Sorry for delayed reply, I was a little bit busy.
The general algorithm is the following.
1. Start with CIS or TDDFT calculation. Later you may use the obtained HF or DFT orbitals as starting approximation in CASSCF.
2. Look at the brightest state and find which orbitals contribute to it. In the attached example, the brightest state is #4, dominant contribution from MO 150->MO 154 transition, and three lower states are mostly MO 148,149,150->MO 151. So you should start with a small active space of MO 148, 149, 150, 151, 154. Just in case, I'd add MO 155, because is is quasidegenerate with MO 154 and is very similar to it.
3. Perform a state-averaged CASSCF with averaging over 5 states (ground state + 4 excited states).

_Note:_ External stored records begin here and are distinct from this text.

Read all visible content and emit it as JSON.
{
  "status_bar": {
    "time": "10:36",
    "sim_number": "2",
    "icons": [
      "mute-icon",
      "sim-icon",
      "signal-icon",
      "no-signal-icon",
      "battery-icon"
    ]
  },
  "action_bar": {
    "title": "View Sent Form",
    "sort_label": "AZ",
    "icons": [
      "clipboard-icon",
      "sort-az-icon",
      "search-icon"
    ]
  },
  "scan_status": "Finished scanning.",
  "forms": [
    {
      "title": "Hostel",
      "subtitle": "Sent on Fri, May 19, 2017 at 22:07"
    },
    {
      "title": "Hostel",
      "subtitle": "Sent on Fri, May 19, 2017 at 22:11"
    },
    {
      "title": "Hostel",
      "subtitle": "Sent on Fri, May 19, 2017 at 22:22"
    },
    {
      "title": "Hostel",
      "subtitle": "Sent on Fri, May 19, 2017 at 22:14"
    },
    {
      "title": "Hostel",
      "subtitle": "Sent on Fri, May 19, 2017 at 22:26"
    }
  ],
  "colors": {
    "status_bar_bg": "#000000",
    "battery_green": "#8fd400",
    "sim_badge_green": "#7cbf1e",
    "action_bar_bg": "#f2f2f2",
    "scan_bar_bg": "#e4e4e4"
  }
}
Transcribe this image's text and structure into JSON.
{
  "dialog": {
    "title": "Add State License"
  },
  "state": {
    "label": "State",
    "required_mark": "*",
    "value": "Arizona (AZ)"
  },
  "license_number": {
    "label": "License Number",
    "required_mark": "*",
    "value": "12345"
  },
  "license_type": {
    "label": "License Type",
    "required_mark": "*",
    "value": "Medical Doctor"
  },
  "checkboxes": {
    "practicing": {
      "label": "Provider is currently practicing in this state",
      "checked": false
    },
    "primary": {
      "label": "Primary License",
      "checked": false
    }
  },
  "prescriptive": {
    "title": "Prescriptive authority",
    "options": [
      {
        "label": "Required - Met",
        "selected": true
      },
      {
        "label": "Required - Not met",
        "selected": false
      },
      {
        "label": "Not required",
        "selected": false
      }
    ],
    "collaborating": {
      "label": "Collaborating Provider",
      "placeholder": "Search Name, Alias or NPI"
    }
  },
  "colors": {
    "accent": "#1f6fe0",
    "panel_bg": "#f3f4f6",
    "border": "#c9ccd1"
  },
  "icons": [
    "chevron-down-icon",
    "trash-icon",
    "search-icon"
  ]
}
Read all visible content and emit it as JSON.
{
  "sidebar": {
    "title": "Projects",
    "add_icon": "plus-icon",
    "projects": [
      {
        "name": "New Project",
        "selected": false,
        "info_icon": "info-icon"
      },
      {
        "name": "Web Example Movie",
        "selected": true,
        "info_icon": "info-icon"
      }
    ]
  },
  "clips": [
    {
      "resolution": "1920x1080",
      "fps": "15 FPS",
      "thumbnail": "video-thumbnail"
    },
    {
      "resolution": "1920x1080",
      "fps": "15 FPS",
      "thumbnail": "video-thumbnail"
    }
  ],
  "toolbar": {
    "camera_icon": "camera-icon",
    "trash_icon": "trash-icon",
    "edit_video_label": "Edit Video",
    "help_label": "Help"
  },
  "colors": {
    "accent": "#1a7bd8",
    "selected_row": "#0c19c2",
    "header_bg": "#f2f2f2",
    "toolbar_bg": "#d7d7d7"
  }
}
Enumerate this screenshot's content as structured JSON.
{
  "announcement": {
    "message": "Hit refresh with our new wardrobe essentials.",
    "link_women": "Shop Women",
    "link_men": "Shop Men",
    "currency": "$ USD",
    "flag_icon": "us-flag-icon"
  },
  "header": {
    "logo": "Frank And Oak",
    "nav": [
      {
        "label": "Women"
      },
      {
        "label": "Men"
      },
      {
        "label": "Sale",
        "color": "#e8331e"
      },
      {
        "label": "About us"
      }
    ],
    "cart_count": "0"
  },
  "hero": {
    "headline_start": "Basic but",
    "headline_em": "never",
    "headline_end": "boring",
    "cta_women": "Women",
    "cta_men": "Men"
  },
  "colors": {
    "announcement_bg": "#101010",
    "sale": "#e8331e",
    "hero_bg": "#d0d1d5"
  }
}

4. Carefully examine what you obtain. In case of poor convergence, examine twice or even more. In this stage, you can vary the states to be averaged, active space, starting MOs.
5. Since CASSCF does not give transition intensities, you can perform TRANSITN run or better do a XMCQDPT calculation, which not only improves the energies, but gives transition moments as well. Thus, you have an absorption spectrum.

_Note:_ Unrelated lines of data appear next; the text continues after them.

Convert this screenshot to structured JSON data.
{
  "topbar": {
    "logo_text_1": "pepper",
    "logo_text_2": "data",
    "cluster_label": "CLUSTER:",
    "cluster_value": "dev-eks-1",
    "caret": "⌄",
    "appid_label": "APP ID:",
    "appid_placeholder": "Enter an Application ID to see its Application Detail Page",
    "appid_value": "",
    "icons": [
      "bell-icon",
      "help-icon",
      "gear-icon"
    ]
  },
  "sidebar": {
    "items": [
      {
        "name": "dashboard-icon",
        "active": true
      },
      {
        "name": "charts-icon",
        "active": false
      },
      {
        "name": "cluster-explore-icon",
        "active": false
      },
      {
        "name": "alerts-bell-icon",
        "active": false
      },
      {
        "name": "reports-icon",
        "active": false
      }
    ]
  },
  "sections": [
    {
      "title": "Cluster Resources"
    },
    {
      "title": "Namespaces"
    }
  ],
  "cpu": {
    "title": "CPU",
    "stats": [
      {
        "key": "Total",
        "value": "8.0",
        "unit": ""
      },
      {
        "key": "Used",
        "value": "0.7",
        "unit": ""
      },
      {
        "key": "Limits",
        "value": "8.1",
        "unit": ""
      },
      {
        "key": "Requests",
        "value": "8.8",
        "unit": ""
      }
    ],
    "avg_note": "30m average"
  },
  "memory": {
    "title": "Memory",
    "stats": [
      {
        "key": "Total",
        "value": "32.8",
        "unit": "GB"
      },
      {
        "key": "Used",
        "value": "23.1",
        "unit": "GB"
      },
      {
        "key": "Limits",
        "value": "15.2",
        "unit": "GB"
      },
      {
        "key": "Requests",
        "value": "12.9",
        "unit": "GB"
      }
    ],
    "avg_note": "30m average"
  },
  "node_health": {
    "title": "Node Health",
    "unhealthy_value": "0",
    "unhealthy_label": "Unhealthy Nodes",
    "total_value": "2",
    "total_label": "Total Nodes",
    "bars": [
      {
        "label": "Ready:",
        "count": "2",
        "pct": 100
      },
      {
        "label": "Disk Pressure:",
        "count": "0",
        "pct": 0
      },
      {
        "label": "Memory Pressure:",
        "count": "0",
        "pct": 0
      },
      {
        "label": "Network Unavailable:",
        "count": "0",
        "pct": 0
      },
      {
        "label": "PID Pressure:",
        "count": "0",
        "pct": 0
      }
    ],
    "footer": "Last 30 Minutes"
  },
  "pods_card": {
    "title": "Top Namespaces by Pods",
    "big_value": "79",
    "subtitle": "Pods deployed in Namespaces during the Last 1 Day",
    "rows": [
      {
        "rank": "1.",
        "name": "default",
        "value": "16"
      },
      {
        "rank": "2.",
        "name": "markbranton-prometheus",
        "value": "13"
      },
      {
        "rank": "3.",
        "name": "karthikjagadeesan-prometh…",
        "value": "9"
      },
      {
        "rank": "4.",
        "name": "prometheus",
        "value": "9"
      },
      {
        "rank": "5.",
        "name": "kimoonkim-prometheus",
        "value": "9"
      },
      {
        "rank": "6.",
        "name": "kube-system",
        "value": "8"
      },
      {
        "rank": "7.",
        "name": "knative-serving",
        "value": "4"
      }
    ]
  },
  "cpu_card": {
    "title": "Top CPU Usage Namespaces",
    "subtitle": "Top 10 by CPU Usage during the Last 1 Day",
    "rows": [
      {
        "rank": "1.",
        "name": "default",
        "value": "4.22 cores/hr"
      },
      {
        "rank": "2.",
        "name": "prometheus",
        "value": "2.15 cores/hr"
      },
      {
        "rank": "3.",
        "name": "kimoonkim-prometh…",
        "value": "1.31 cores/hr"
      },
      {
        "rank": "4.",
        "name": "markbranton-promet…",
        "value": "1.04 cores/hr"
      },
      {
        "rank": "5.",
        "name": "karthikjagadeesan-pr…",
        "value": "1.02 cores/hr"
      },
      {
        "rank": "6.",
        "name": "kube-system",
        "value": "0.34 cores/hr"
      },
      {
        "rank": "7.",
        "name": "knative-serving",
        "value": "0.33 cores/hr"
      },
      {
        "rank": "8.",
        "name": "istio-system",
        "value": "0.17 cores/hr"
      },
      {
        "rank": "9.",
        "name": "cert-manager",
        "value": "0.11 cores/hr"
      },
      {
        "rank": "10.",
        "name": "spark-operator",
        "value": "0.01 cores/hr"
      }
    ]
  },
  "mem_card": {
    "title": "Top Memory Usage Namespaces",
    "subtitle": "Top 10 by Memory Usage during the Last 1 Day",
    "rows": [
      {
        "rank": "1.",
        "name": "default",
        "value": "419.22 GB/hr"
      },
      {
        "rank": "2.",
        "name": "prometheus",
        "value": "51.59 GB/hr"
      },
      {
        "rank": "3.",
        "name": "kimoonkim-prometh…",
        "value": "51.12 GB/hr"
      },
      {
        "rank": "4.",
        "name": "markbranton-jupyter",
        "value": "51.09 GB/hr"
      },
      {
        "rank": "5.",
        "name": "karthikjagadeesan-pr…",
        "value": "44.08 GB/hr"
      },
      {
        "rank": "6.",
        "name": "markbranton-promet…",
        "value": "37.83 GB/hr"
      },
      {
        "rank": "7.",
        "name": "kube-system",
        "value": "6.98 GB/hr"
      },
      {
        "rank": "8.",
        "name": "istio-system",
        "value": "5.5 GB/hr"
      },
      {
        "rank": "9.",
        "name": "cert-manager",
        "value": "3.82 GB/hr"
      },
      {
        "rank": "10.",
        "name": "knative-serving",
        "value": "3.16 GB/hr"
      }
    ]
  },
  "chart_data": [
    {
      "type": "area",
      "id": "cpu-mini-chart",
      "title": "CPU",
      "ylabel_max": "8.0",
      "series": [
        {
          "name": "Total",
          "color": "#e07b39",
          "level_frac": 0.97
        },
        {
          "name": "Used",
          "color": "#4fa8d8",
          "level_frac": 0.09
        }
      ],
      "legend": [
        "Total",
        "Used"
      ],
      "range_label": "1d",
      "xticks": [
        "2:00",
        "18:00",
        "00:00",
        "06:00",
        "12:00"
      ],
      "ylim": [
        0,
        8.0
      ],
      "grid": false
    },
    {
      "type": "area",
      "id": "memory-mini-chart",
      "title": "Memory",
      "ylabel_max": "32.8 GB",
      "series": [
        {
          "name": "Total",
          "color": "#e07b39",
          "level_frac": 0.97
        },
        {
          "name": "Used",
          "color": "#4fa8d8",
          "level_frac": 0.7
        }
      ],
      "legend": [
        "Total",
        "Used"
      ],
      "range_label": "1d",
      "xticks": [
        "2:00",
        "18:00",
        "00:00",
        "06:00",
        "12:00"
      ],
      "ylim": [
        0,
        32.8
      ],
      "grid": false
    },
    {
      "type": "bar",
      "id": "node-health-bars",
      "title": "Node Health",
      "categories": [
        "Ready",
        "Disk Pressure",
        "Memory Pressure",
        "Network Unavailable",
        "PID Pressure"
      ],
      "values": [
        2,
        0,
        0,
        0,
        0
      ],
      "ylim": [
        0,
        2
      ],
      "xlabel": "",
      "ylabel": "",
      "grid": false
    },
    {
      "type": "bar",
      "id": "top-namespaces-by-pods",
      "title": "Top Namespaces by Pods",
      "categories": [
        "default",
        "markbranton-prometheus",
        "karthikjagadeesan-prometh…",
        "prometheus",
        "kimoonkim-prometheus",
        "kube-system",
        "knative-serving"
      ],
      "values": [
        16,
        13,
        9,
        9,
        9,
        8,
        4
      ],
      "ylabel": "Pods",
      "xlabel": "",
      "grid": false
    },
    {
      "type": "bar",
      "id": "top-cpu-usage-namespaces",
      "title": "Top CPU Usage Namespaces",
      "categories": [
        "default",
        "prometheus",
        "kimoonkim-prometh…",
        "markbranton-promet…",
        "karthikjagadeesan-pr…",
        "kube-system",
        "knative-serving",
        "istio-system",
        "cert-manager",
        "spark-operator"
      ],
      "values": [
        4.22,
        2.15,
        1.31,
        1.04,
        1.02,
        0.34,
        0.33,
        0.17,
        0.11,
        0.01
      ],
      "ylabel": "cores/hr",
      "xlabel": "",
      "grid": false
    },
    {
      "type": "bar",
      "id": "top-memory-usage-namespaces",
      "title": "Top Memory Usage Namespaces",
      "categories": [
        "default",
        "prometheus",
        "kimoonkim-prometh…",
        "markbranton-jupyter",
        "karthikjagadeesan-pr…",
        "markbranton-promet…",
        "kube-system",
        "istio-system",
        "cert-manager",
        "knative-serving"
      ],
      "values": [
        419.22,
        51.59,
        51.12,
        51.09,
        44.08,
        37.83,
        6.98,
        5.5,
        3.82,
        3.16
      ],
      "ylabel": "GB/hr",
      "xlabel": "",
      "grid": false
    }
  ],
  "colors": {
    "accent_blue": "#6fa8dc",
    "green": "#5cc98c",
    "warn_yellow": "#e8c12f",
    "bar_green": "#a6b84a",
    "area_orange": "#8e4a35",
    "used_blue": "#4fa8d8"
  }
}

6. The absorption spectrum calculated at the ground-state geometry (optimized by RHF, MP2, DFT or state-specific CASSCF) should correspond to the experimental absorption spectrum. As for the emission, according to Kasha rule, emission occurs from the lowest excited state (with only few exceptions). So, to obtain an emission spectrum, you should always optimize S1 state. It is useful to turn on state tracking option in order to see, whether state flipping occurs during the optimization.

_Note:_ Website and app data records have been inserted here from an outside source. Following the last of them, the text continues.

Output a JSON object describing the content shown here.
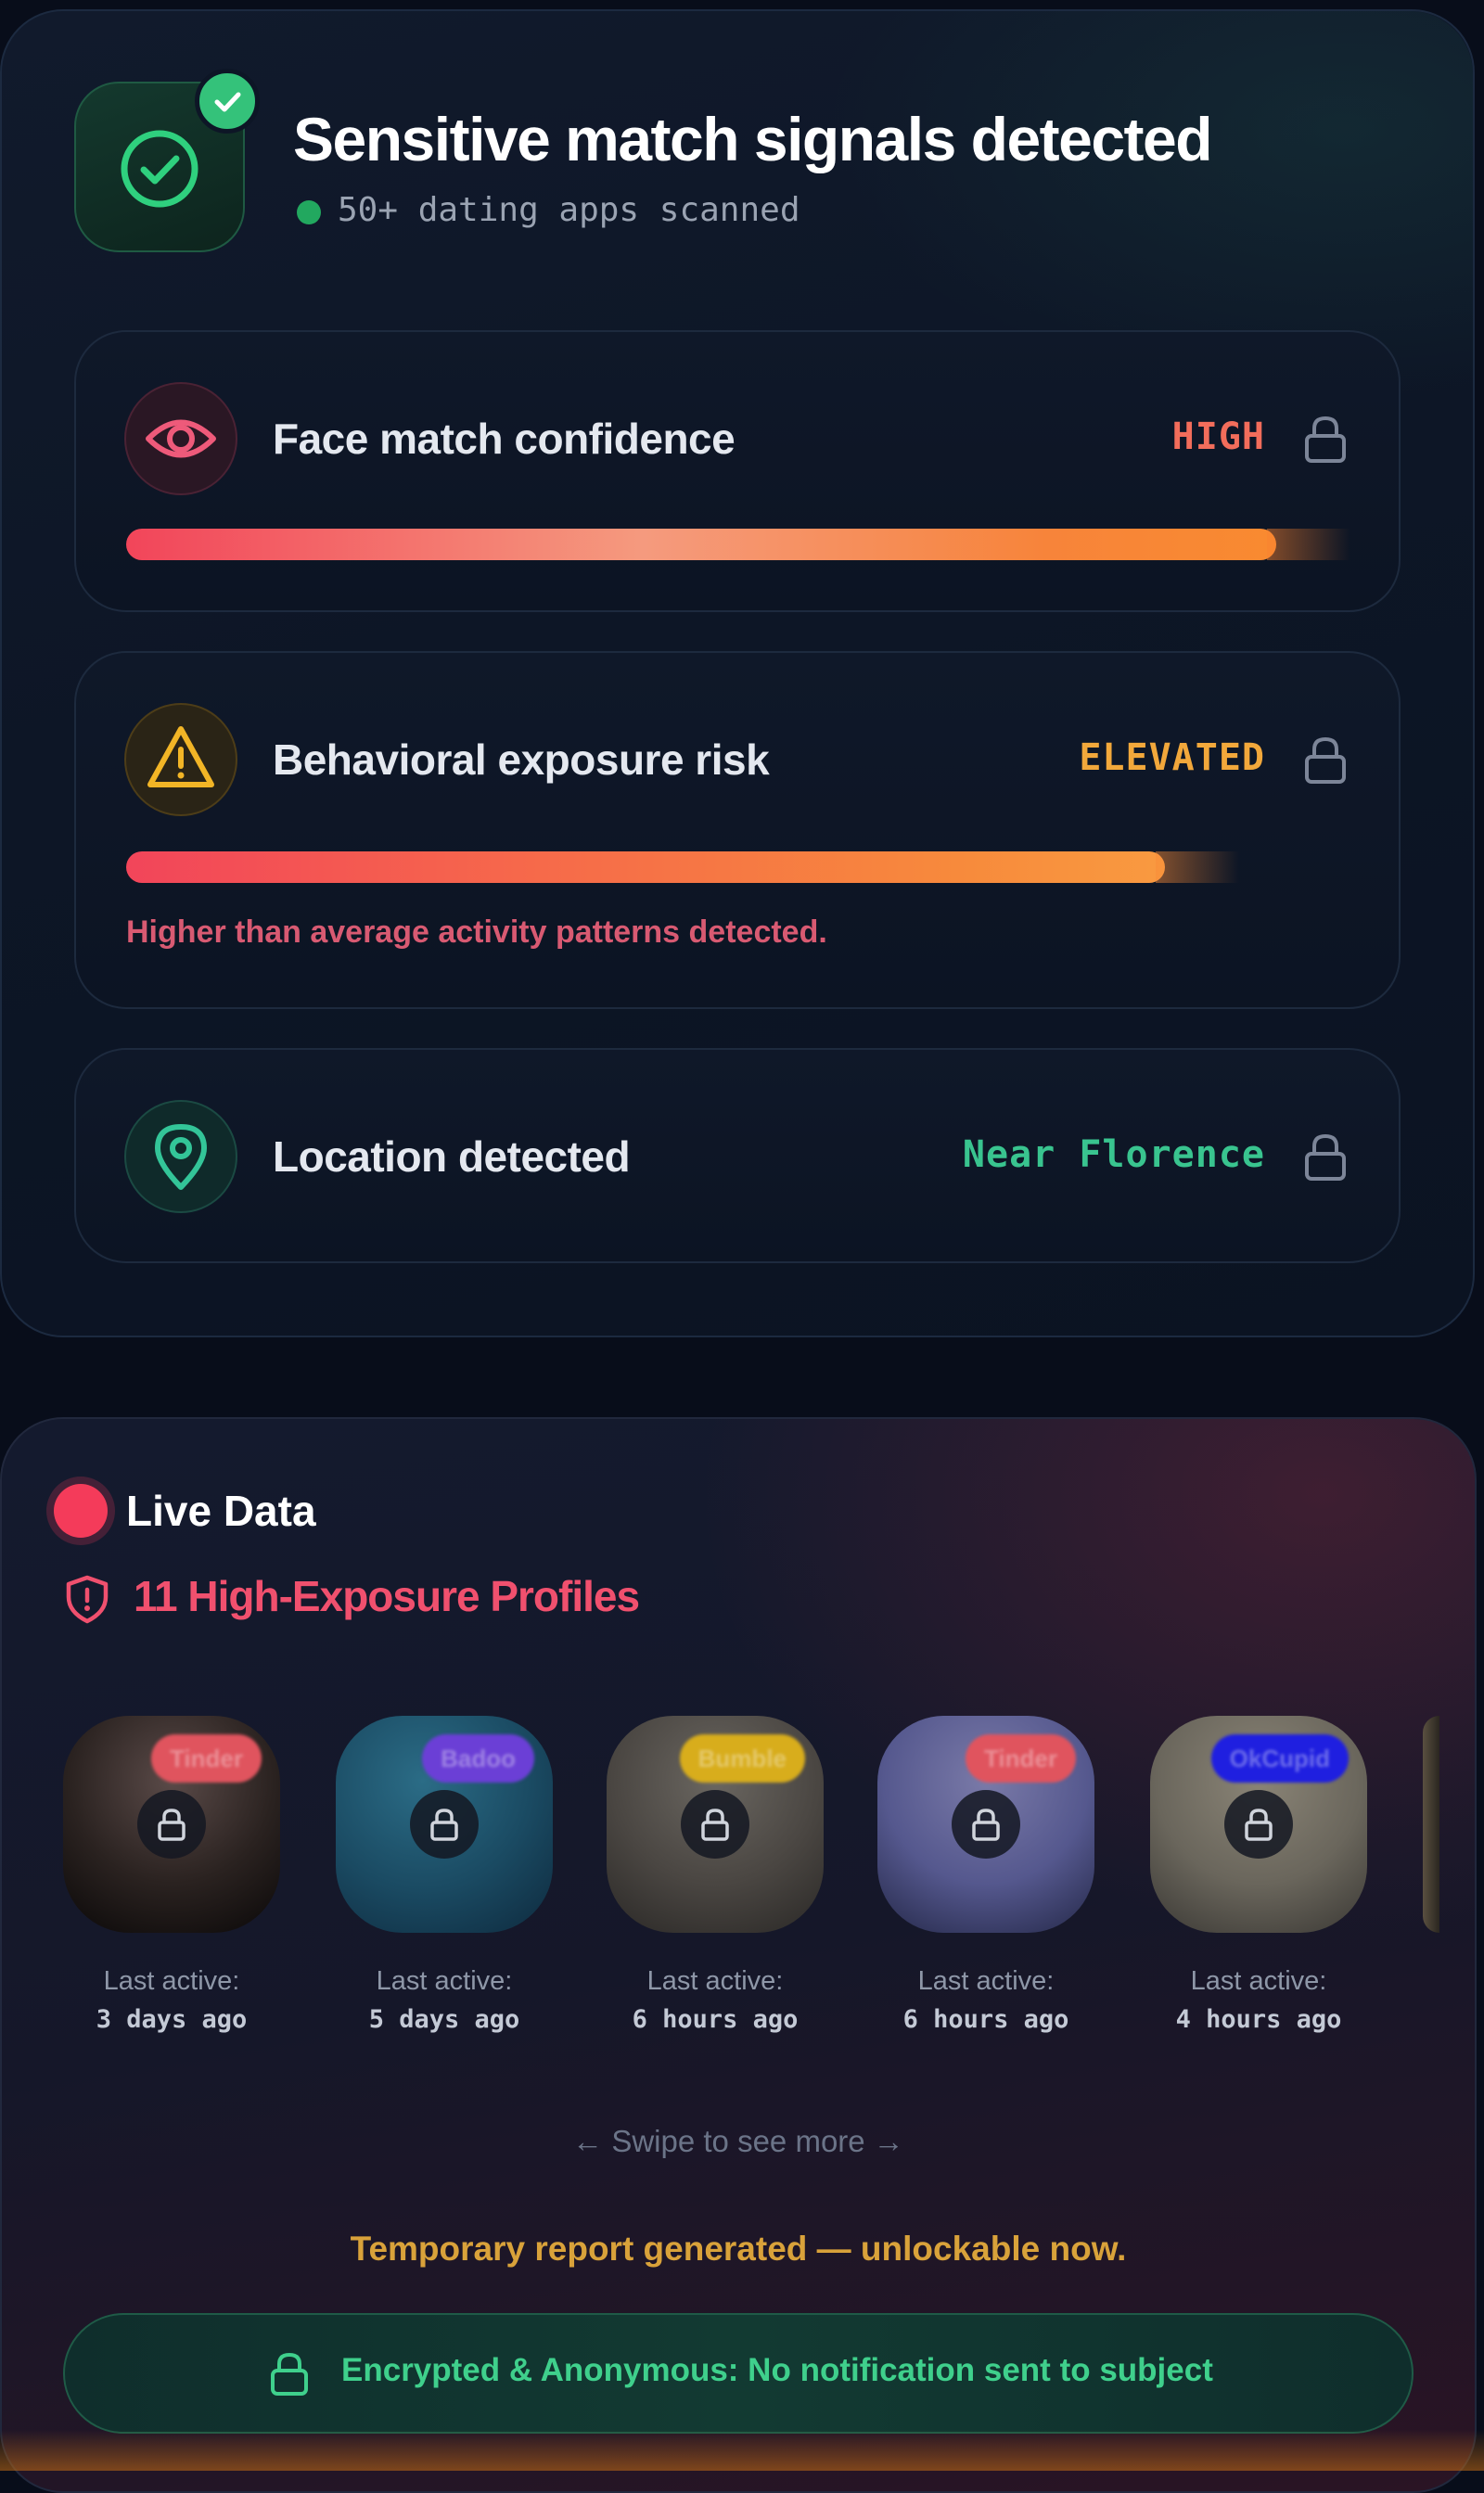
{
  "header": {
    "title": "Sensitive match signals detected",
    "subtitle": "50+ dating apps scanned"
  },
  "metrics": [
    {
      "label": "Face match confidence",
      "value": "HIGH",
      "value_color": "#f26d5b",
      "level": 0.95,
      "icon": "eye-icon"
    },
    {
      "label": "Behavioral exposure risk",
      "value": "ELEVATED",
      "value_color": "#f2a83b",
      "level": 0.85,
      "icon": "warning-icon",
      "note": "Higher than average activity patterns detected."
    },
    {
      "label": "Location detected",
      "value": "Near Florence",
      "value_color": "#39c48f",
      "icon": "location-pin-icon"
    }
  ],
  "live": {
    "label": "Live Data",
    "profiles_label": "11 High-Exposure Profiles",
    "accent": "#f43b5a"
  },
  "profiles": [
    {
      "app": "Tinder",
      "badge_color": "#e0545e",
      "last_active_label": "Last active:",
      "last_active": "3 days ago"
    },
    {
      "app": "Badoo",
      "badge_color": "#6b3fd6",
      "last_active_label": "Last active:",
      "last_active": "5 days ago"
    },
    {
      "app": "Bumble",
      "badge_color": "#d8ad1c",
      "last_active_label": "Last active:",
      "last_active": "6 hours ago"
    },
    {
      "app": "Tinder",
      "badge_color": "#e0545e",
      "last_active_label": "Last active:",
      "last_active": "6 hours ago"
    },
    {
      "app": "OkCupid",
      "badge_color": "#1f1fe0",
      "last_active_label": "Last active:",
      "last_active": "4 hours ago"
    }
  ],
  "footer": {
    "swipe_hint": "← Swipe to see more →",
    "temp_report": "Temporary report generated — unlockable now.",
    "encrypted": "Encrypted & Anonymous: No notification sent to subject"
  }
}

7. Calculate vertical spectrum at the optimized S1 geometry as indicated in p. 3, 4, 5.
>My biggest worry here is that I have no idea how to pick up CAS space for any inocuos molecule, e.g. something that does not have well known electronic transitions as in ample small molecule examples circulating in forum. Do I look at natural orbital occupation only in this case for values between ~1.9 and ~0.2? Looking at orbital shape in a large molecule almost doesn't matter (if it's not a bond breaking situation) as it doesn;t provide any information as those orbitals will hybridize over many atoms thus straying away from awell known conceptual orbitals.
Your're right, there is no simple prescription how to pick orbitals and states for averaging. See a good paper http://onlinelibrary.wiley.com/doi/10.1002/qua.23068/abstract
You should just try, and one day you get a good result.